> _PROBLEM DESCRIPTION_: Copy each line that includes the string "this" from the material into your answer.

> _RECORDS FOR PROCESSING_:
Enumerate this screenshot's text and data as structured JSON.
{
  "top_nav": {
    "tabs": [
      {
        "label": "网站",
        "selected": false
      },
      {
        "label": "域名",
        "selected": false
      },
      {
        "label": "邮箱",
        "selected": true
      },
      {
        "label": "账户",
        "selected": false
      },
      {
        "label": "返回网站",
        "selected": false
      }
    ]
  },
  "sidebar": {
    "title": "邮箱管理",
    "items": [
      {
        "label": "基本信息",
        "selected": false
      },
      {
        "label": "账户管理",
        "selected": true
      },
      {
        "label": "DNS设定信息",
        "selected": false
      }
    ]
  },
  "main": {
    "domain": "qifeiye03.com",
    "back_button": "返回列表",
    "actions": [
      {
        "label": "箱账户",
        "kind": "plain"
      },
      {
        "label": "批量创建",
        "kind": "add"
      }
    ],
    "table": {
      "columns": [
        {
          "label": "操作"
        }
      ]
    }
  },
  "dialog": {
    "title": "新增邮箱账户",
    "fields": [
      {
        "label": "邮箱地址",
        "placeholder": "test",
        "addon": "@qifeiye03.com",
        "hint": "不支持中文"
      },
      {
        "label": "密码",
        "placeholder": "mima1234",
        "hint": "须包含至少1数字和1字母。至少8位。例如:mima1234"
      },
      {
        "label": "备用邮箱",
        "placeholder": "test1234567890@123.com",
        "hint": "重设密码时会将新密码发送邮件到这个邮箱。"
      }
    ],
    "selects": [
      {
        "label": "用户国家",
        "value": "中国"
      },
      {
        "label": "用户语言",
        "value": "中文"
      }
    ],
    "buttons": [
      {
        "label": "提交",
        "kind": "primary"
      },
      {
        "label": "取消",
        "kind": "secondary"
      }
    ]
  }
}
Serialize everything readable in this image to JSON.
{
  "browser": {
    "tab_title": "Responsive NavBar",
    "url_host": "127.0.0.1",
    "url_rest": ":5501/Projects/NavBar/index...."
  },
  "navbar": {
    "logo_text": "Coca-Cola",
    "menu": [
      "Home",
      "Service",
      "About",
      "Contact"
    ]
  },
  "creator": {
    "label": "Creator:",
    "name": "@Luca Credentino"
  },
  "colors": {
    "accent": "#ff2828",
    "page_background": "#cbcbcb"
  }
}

> _EXERCISE ANSWER_:
Enumerate this screenshot's text and data as structured JSON.
Serialize everything readable in this image to JSON.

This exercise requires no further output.